At first glance, one may think the answer is no. Randomization should insure that baseline characteristics are balanced across trial arms. In practice, however, sometimes baseline characteristics due differ somewhat by trial arm simply by chance, especially in smaller randomized controlled trials (RCTs). A JAMA Guide to Statistics and Methods by Holmberg et al. 2022 provides justification for why you would want to adjust for baseline characteristics in many cases.
…adjusting for baseline characteristics in the analysis of RCTs is advised by both the European Medicines Agency and the US Food and Drug Administration because it may improve statistical efficiency, enhancing the ability to draw a reliable conclusion from the available dat
It is most important to adjust for baseline characteristics if there are differences in characteristics across treatment arms and if the characteristic(s) of interest are known prognostic factors or effect modifiers.
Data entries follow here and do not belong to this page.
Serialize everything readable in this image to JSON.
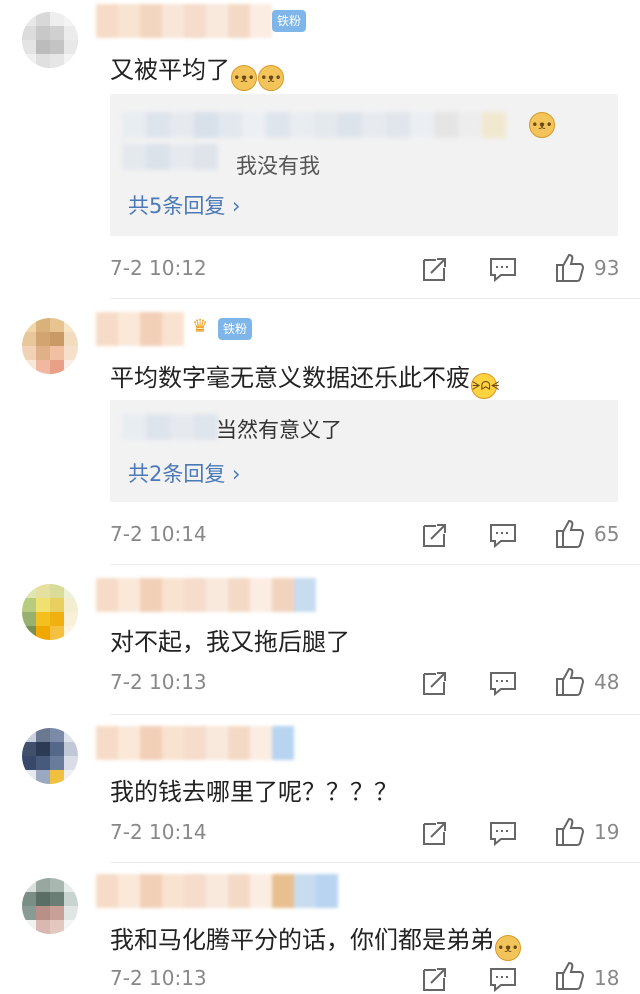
{
  "badge_label": "铁粉",
  "comments": [
    {
      "text": "又被平均了",
      "emoji_count": 2,
      "reply_text": "我没有我",
      "reply_suffix": "是",
      "reply_more": "共5条回复 ›",
      "time": "7-2 10:12",
      "likes": "93"
    },
    {
      "text": "平均数字毫无意义数据还乐此不疲",
      "reply_text": "当然有意义了",
      "reply_more": "共2条回复 ›",
      "time": "7-2 10:14",
      "likes": "65"
    },
    {
      "text": "对不起，我又拖后腿了",
      "time": "7-2 10:13",
      "likes": "48"
    },
    {
      "text": "我的钱去哪里了呢？？？？",
      "time": "7-2 10:14",
      "likes": "19"
    },
    {
      "text": "我和马化腾平分的话，你们都是弟弟",
      "time": "7-2 10:13",
      "likes": "18"
    }
  ],
  "icons": {
    "share": "share-icon",
    "comment": "comment-icon",
    "like": "like-icon"
  }
}
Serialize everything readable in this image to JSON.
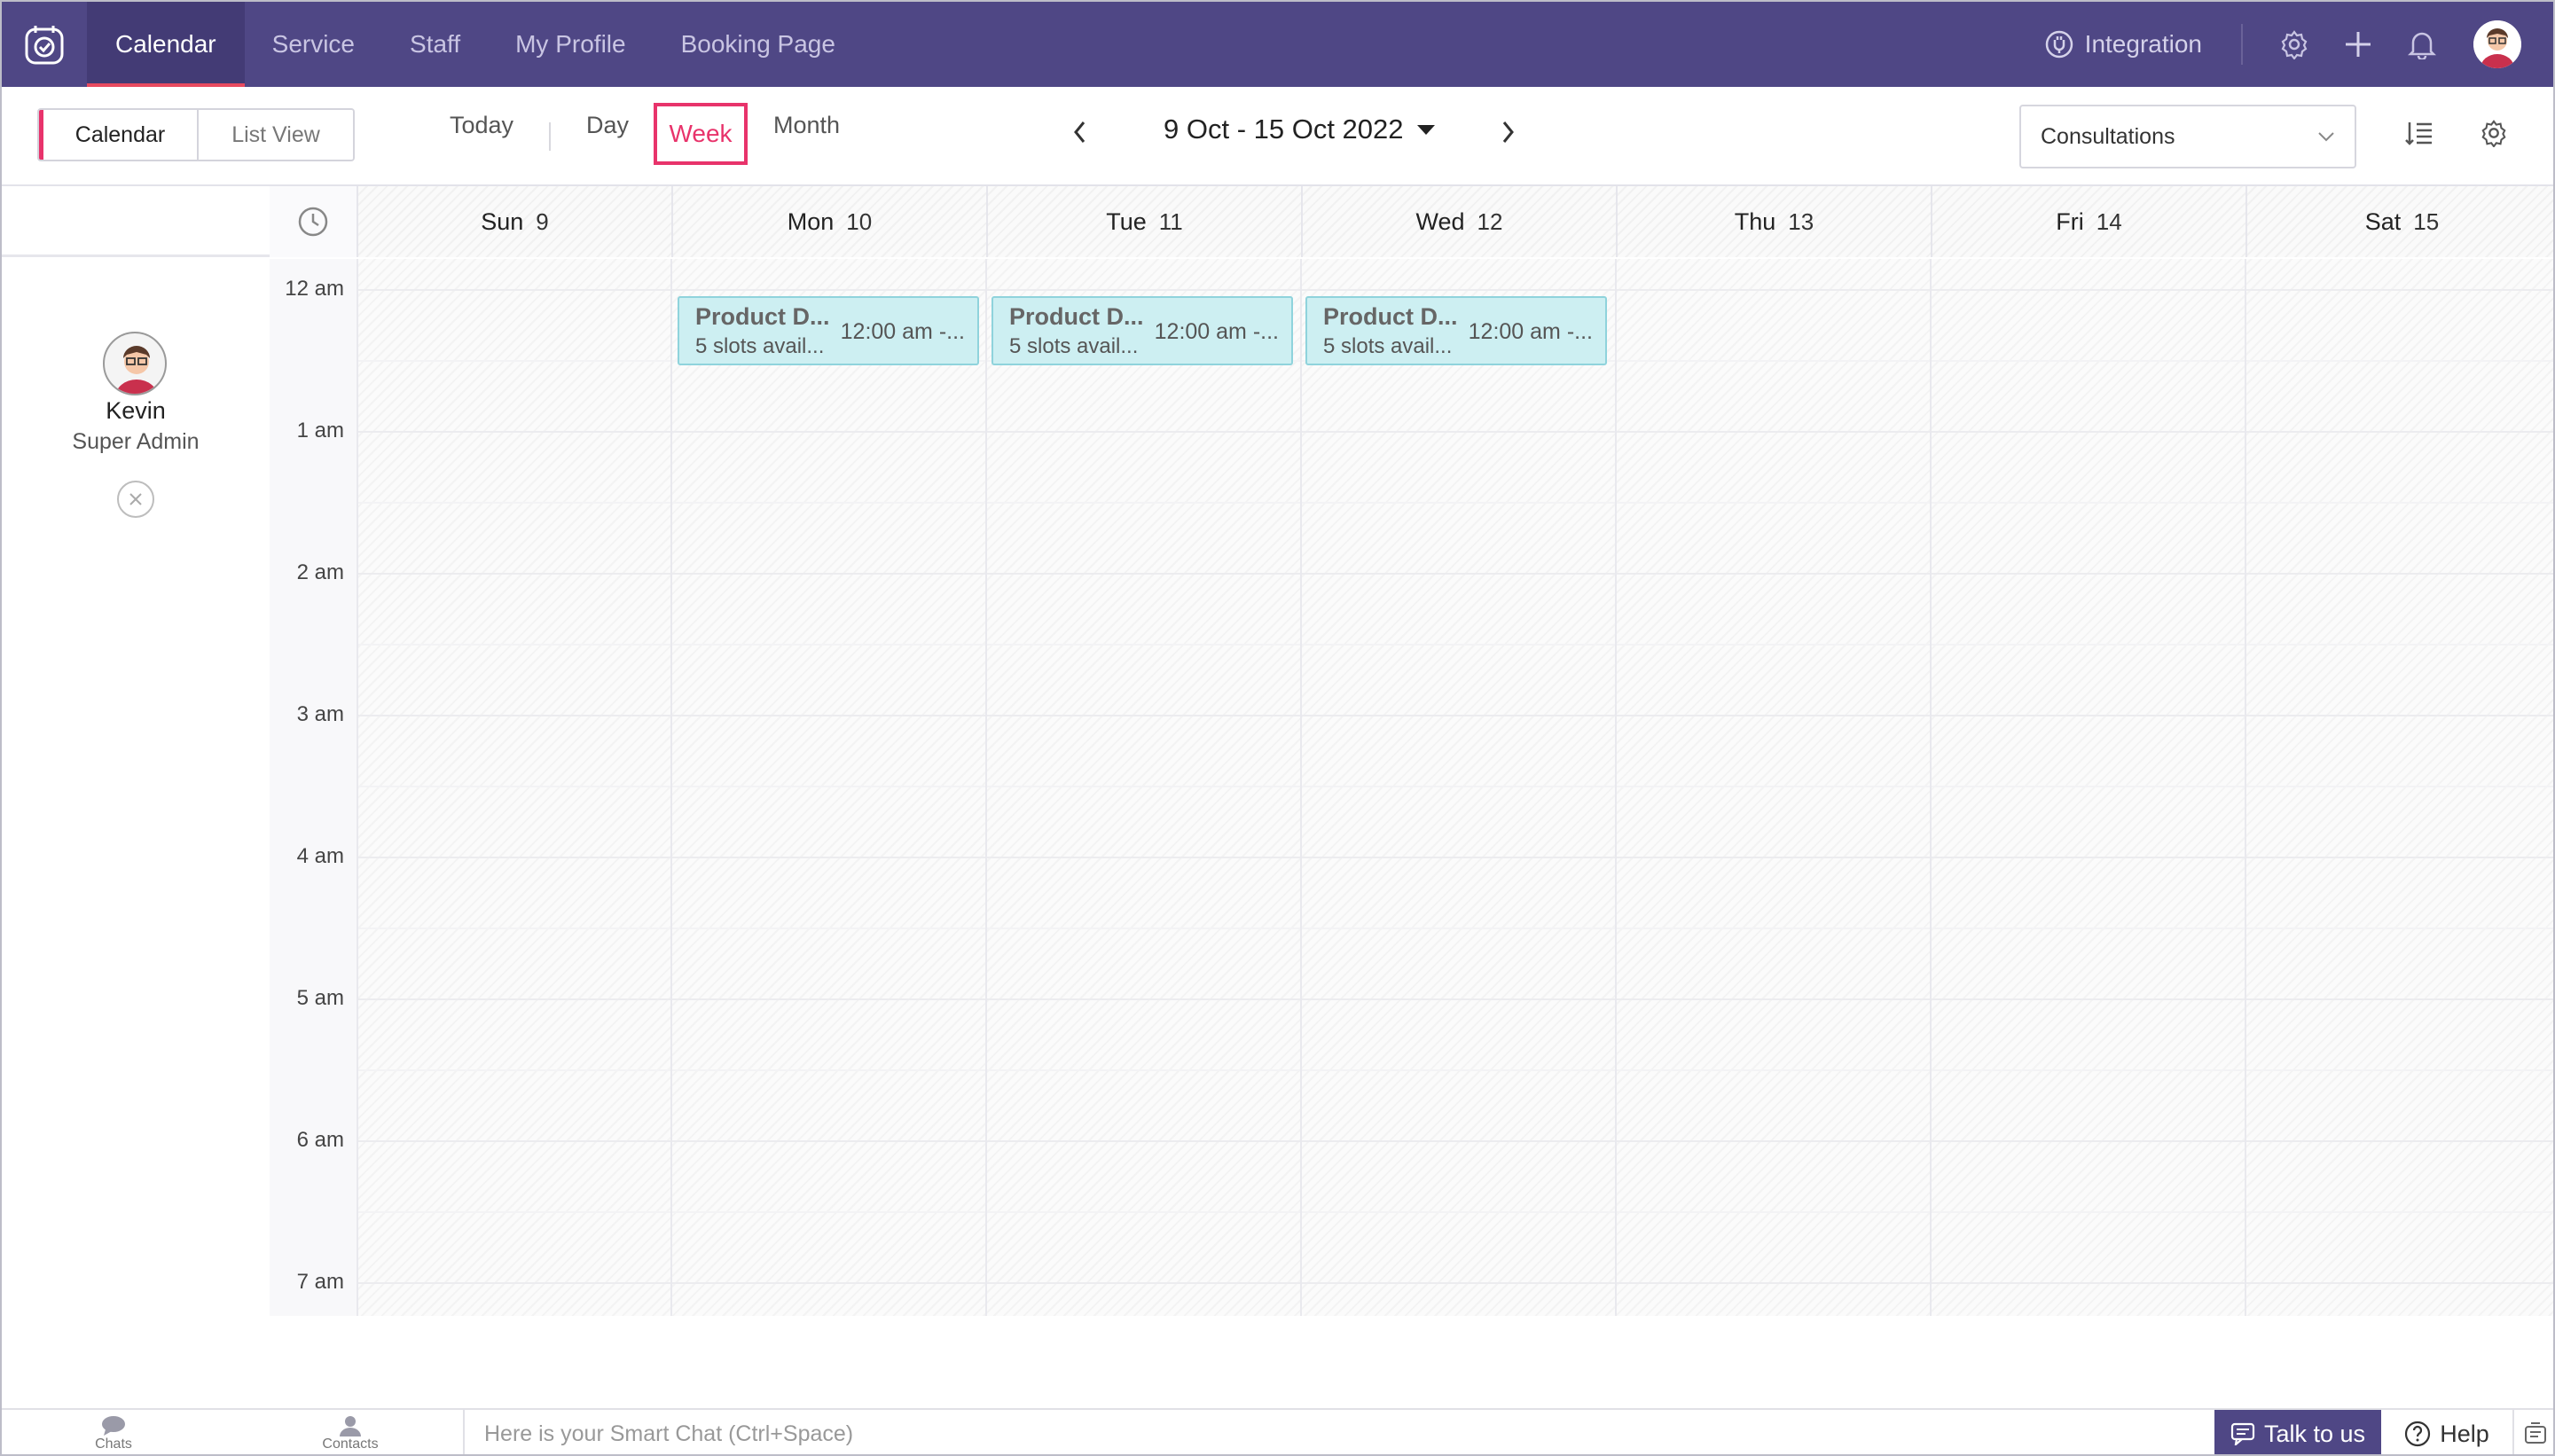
{
  "nav": {
    "tabs": [
      {
        "label": "Calendar"
      },
      {
        "label": "Service"
      },
      {
        "label": "Staff"
      },
      {
        "label": "My Profile"
      },
      {
        "label": "Booking Page"
      }
    ],
    "integration_label": "Integration"
  },
  "toolbar": {
    "view_calendar": "Calendar",
    "view_list": "List View",
    "today": "Today",
    "day": "Day",
    "week": "Week",
    "month": "Month",
    "date_range": "9 Oct - 15 Oct 2022",
    "select_value": "Consultations"
  },
  "days": [
    {
      "name": "Sun",
      "num": "9"
    },
    {
      "name": "Mon",
      "num": "10"
    },
    {
      "name": "Tue",
      "num": "11"
    },
    {
      "name": "Wed",
      "num": "12"
    },
    {
      "name": "Thu",
      "num": "13"
    },
    {
      "name": "Fri",
      "num": "14"
    },
    {
      "name": "Sat",
      "num": "15"
    }
  ],
  "times": [
    "12 am",
    "1 am",
    "2 am",
    "3 am",
    "4 am",
    "5 am",
    "6 am",
    "7 am"
  ],
  "staff": {
    "name": "Kevin",
    "role": "Super Admin"
  },
  "events": [
    {
      "title": "Product D...",
      "slots": "5 slots avail...",
      "time": "12:00 am -..."
    },
    {
      "title": "Product D...",
      "slots": "5 slots avail...",
      "time": "12:00 am -..."
    },
    {
      "title": "Product D...",
      "slots": "5 slots avail...",
      "time": "12:00 am -..."
    }
  ],
  "footer": {
    "chats": "Chats",
    "contacts": "Contacts",
    "chat_placeholder": "Here is your Smart Chat (Ctrl+Space)",
    "talk": "Talk to us",
    "help": "Help"
  },
  "colors": {
    "nav_bg": "#4f4785",
    "accent": "#e8336b",
    "event_bg": "#cdeff2"
  }
}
Ideally, these characteristics would be pre-specified in the trial protocol. If a researcher does decide to make these adjustments, they must determine which variables to adjust for, the statistical method to use, how to handle missing data, and how to report the unadjusted and adjusted results.
Common statistical adjustment approaches include regression model (linear for continuous variables, negative binomial for count variables, logistic for binomial variables), but other methods are possible (eg, inverse probability of treatment weighting).
What do you gain (statistically) by adjusting for baseline characteristics?
By accounting for factors influencing the outcome other than the randomly assigned intervention, adjustment leads to increased statistical power (ie, the ability to detect a treatment effect when present) and may increase precision in the estimation of the treatment effect, depending on the type of outcome. Analyses of hypothetical trials have suggested that the relative increase in effective sample size may be up to 20% by adjusting for baseline characteristics, although the actual increase is strongly dependent on the prognostic value of the baseline characteristics included in the model.
Note, however, that there are some limitations and concerns to keep in mind when considering adjusting for baseline characteristics.
Adjustment for nonprognostic variables will not lead to an increase in statistical efficiency and could potentially decrease precision in the estimation of treatment effects (ie, widen confidence intervals) or decrease the statistical power even compared with an unadjusted analysis. Post hoc selection of variables for adjustment (eg, based on the magnitude of the observed imbalance between treatment groups or on an evaluation of the effect of adjusting for different variables on the results of the analysis) can lead to bias in the estimates of the treatment effects.
Additionally, in cases where there are stratified trials (e.g., strata based on trial sites), adjustment may be problematic if there are per observations per strata as it will be difficult to disentangle differences due to baseline characteristics and those due to being in a specific strata.